Lampa S, Henle K, Klenke R, Hoehn M, Gruber B (2013) How to overcome genotyping errors in non-invasive genetic mark-recapture population size estimation–a review of available methods illustrated by a case study. J Wildl Manage 77:1490–1511CrossRefGoogle Scholar
Lonsinger RC, Gese EM, Dempsey SJ, Kluever BM, Johnson TR, Waits LP (2015) Balancing sample accumulation and DNA degradation rates to optimize noninvasive genetic sampling of sympatric carnivores. Mol Ecol Resour 15:831–842Google Scholar
Luikart G, Ryman N, Tallmon DA, Schwartz MK, Allendorf FW (2010) Estimation of census and effective population sizes: the increasing usefulness of DNA-based approaches. Conserv Genet 11:355–373CrossRefGoogle Scholar
Marucco F, Boitani L, Pletscher DH, Schwartz MK (2011) Bridging the gaps between non-invasive genetic sampling and population parameter estimation. Eur J Wildl Res 57:1–13CrossRefGoogle Scholar
Pompanon F, Bonin A, Bellemain E, Taberlet P (2005) Genotyping errors: causes, consequences and solutions. Nat Rev Genet 6:847–859CrossRefPubMedGoogle Scholar
R Core Team (2015) R: a language and environment for statistical computing. R Foundation for Statistical Computing, ViennaGoogle Scholar
Rodgers TW, Janečka JE (2012) Applications and techniques for non-invasive faecal genetics research in felid conservation. Eur J Wildl Res 59:1–16CrossRefGoogle Scholar
Taberlet P, Griffin S, Goossens B, Questiau S, Manceau V, Escaravage N, Waits LP, Bouvet J (1996) Reliable genotyping of samples with very low DNA quantities using PCR. Nucleic Acids Res 24:3189–3194PubMedCentralCrossRefPubMedGoogle Scholar
Valière N, Bonenfant C, Toïgo C, Luikart G, Gaillard J, Klein F (2006) Importance of a pilot study for non-invasive genetic sampling: genotyping errors and population size estimation in red deer. Conserv Genet 8:69–78CrossRefGoogle Scholar
Waits JL, Leberg PL (2000) Biases associated with population estimation using molecular tagging.
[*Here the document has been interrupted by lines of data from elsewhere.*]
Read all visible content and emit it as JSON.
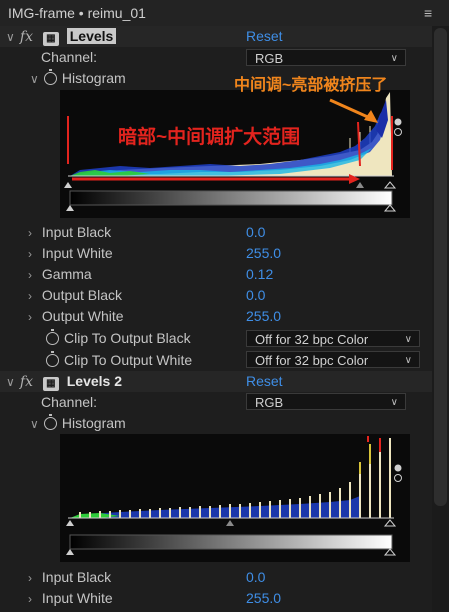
{
  "window": {
    "title": "IMG-frame • reimu_01",
    "menu_icon": "hamburger-menu-icon"
  },
  "effects": [
    {
      "name": "Levels",
      "reset_label": "Reset",
      "channel_label": "Channel:",
      "channel_value": "RGB",
      "histogram_label": "Histogram",
      "params": [
        {
          "label": "Input Black",
          "value": "0.0"
        },
        {
          "label": "Input White",
          "value": "255.0"
        },
        {
          "label": "Gamma",
          "value": "0.12"
        },
        {
          "label": "Output Black",
          "value": "0.0"
        },
        {
          "label": "Output White",
          "value": "255.0"
        }
      ],
      "clip_black_label": "Clip To Output Black",
      "clip_black_value": "Off for 32 bpc Color",
      "clip_white_label": "Clip To Output White",
      "clip_white_value": "Off for 32 bpc Color"
    },
    {
      "name": "Levels 2",
      "reset_label": "Reset",
      "channel_label": "Channel:",
      "channel_value": "RGB",
      "histogram_label": "Histogram",
      "params": [
        {
          "label": "Input Black",
          "value": "0.0"
        },
        {
          "label": "Input White",
          "value": "255.0"
        }
      ]
    }
  ],
  "annotations": {
    "red_text": "暗部~中间调扩大范围",
    "orange_text": "中间调~亮部被挤压了",
    "red_color": "#e3241e",
    "orange_color": "#f0851c"
  },
  "colors": {
    "accent": "#3f8ee6",
    "background": "#1e1e1e"
  }
}
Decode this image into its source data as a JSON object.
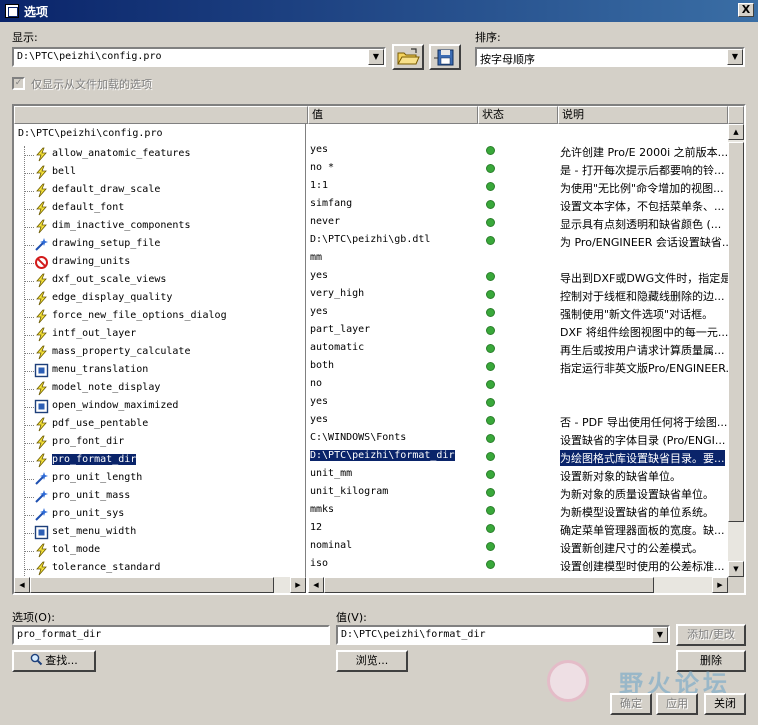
{
  "window": {
    "title": "选项",
    "close_label": "X"
  },
  "display": {
    "label": "显示:",
    "value": "D:\\PTC\\peizhi\\config.pro"
  },
  "sort": {
    "label": "排序:",
    "value": "按字母顺序"
  },
  "filter_checkbox": {
    "label": "仅显示从文件加载的选项",
    "checked": true,
    "enabled": false
  },
  "table": {
    "headers": {
      "option": "",
      "value": "值",
      "status": "状态",
      "description": "说明"
    },
    "root": "D:\\PTC\\peizhi\\config.pro",
    "rows": [
      {
        "name": "allow_anatomic_features",
        "icon": "lightning-icon",
        "value": "yes",
        "status": "green",
        "description": "允许创建 Pro/E 2000i 之前版本..."
      },
      {
        "name": "bell",
        "icon": "lightning-icon",
        "value": "no *",
        "status": "green",
        "description": "是 - 打开每次提示后都要响的铃..."
      },
      {
        "name": "default_draw_scale",
        "icon": "lightning-icon",
        "value": "1:1",
        "status": "green",
        "description": "为使用\"无比例\"命令增加的视图..."
      },
      {
        "name": "default_font",
        "icon": "lightning-icon",
        "value": "simfang",
        "status": "green",
        "description": "设置文本字体，不包括菜单条、..."
      },
      {
        "name": "dim_inactive_components",
        "icon": "lightning-icon",
        "value": "never",
        "status": "green",
        "description": "显示具有点刻透明和缺省颜色 (..."
      },
      {
        "name": "drawing_setup_file",
        "icon": "wand-icon",
        "value": "D:\\PTC\\peizhi\\gb.dtl",
        "status": "green",
        "description": "为 Pro/ENGINEER 会话设置缺省..."
      },
      {
        "name": "drawing_units",
        "icon": "prohibited-icon",
        "value": "mm",
        "status": "",
        "description": ""
      },
      {
        "name": "dxf_out_scale_views",
        "icon": "lightning-icon",
        "value": "yes",
        "status": "green",
        "description": "导出到DXF或DWG文件时，指定是..."
      },
      {
        "name": "edge_display_quality",
        "icon": "lightning-icon",
        "value": "very_high",
        "status": "green",
        "description": "控制对于线框和隐藏线删除的边..."
      },
      {
        "name": "force_new_file_options_dialog",
        "icon": "lightning-icon",
        "value": "yes",
        "status": "green",
        "description": "强制使用\"新文件选项\"对话框。"
      },
      {
        "name": "intf_out_layer",
        "icon": "lightning-icon",
        "value": "part_layer",
        "status": "green",
        "description": "DXF 将组件绘图视图中的每一元..."
      },
      {
        "name": "mass_property_calculate",
        "icon": "lightning-icon",
        "value": "automatic",
        "status": "green",
        "description": "再生后或按用户请求计算质量属..."
      },
      {
        "name": "menu_translation",
        "icon": "box-icon",
        "value": "both",
        "status": "green",
        "description": "指定运行非英文版Pro/ENGINEER..."
      },
      {
        "name": "model_note_display",
        "icon": "lightning-icon",
        "value": "no",
        "status": "green",
        "description": ""
      },
      {
        "name": "open_window_maximized",
        "icon": "box-icon",
        "value": "yes",
        "status": "green",
        "description": ""
      },
      {
        "name": "pdf_use_pentable",
        "icon": "lightning-icon",
        "value": "yes",
        "status": "green",
        "description": "否 - PDF 导出使用任何将于绘图..."
      },
      {
        "name": "pro_font_dir",
        "icon": "lightning-icon",
        "value": "C:\\WINDOWS\\Fonts",
        "status": "green",
        "description": "设置缺省的字体目录 (Pro/ENGI..."
      },
      {
        "name": "pro_format_dir",
        "icon": "lightning-icon",
        "value": "D:\\PTC\\peizhi\\format_dir",
        "status": "green",
        "description": "为绘图格式库设置缺省目录。要...",
        "selected": true
      },
      {
        "name": "pro_unit_length",
        "icon": "wand-icon",
        "value": "unit_mm",
        "status": "green",
        "description": "设置新对象的缺省单位。"
      },
      {
        "name": "pro_unit_mass",
        "icon": "wand-icon",
        "value": "unit_kilogram",
        "status": "green",
        "description": "为新对象的质量设置缺省单位。"
      },
      {
        "name": "pro_unit_sys",
        "icon": "wand-icon",
        "value": "mmks",
        "status": "green",
        "description": "为新模型设置缺省的单位系统。"
      },
      {
        "name": "set_menu_width",
        "icon": "box-icon",
        "value": "12",
        "status": "green",
        "description": "确定菜单管理器面板的宽度。缺..."
      },
      {
        "name": "tol_mode",
        "icon": "lightning-icon",
        "value": "nominal",
        "status": "green",
        "description": "设置新创建尺寸的公差模式。"
      },
      {
        "name": "tolerance_standard",
        "icon": "lightning-icon",
        "value": "iso",
        "status": "green",
        "description": "设置创建模型时使用的公差标准..."
      }
    ]
  },
  "option_field": {
    "label": "选项(O):",
    "value": "pro_format_dir"
  },
  "value_field": {
    "label": "值(V):",
    "value": "D:\\PTC\\peizhi\\format_dir"
  },
  "buttons": {
    "find": "查找...",
    "browse": "浏览...",
    "add_change": "添加/更改",
    "delete": "删除",
    "ok": "确定",
    "apply": "应用",
    "close": "关闭"
  },
  "watermark": {
    "text": "野火论坛"
  }
}
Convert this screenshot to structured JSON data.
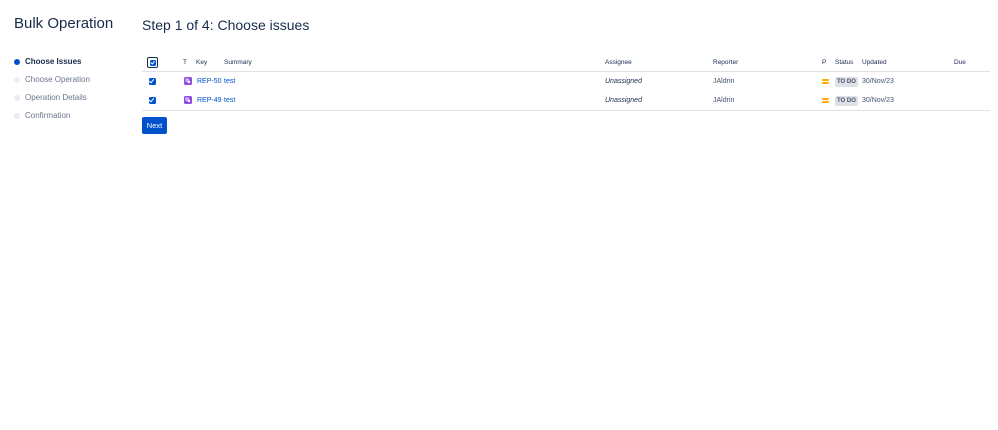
{
  "sidebar": {
    "title": "Bulk Operation",
    "steps": [
      {
        "label": "Choose Issues",
        "active": true
      },
      {
        "label": "Choose Operation",
        "active": false
      },
      {
        "label": "Operation Details",
        "active": false
      },
      {
        "label": "Confirmation",
        "active": false
      }
    ]
  },
  "main": {
    "title": "Step 1 of 4: Choose issues",
    "table": {
      "headers": {
        "type": "T",
        "key": "Key",
        "summary": "Summary",
        "assignee": "Assignee",
        "reporter": "Reporter",
        "priority": "P",
        "status": "Status",
        "updated": "Updated",
        "due": "Due"
      },
      "select_all_checked": true,
      "rows": [
        {
          "checked": true,
          "type_icon": "subtask-icon",
          "key": "REP-50",
          "summary": "test",
          "assignee": "Unassigned",
          "reporter": "JAldrin",
          "priority_icon": "priority-medium-icon",
          "status": "TO DO",
          "updated": "30/Nov/23",
          "due": ""
        },
        {
          "checked": true,
          "type_icon": "subtask-icon",
          "key": "REP-49",
          "summary": "test",
          "assignee": "Unassigned",
          "reporter": "JAldrin",
          "priority_icon": "priority-medium-icon",
          "status": "TO DO",
          "updated": "30/Nov/23",
          "due": ""
        }
      ]
    },
    "next_label": "Next"
  },
  "colors": {
    "accent": "#0052cc",
    "subtask_icon": "#904ee2",
    "priority_medium": "#ffab00",
    "status_todo_bg": "#dfe1e6"
  }
}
Anim Conserv 3:191–199CrossRefGoogle Scholar
Waits LP, Paetkau D (2005) Noninvasive genetic sampling tools for wildlife biologists: a review of applications and recommendations for accurate data collection. J Wildl Manage 69:1419–1433CrossRefGoogle Scholar
Waits LP, Luikart G, Taberlet P (2001) Estimating the probability of identity among genotypes in natural populations: cautions and guidelines. Mol Ecol 10:249–256CrossRefPubMedGoogle Scholar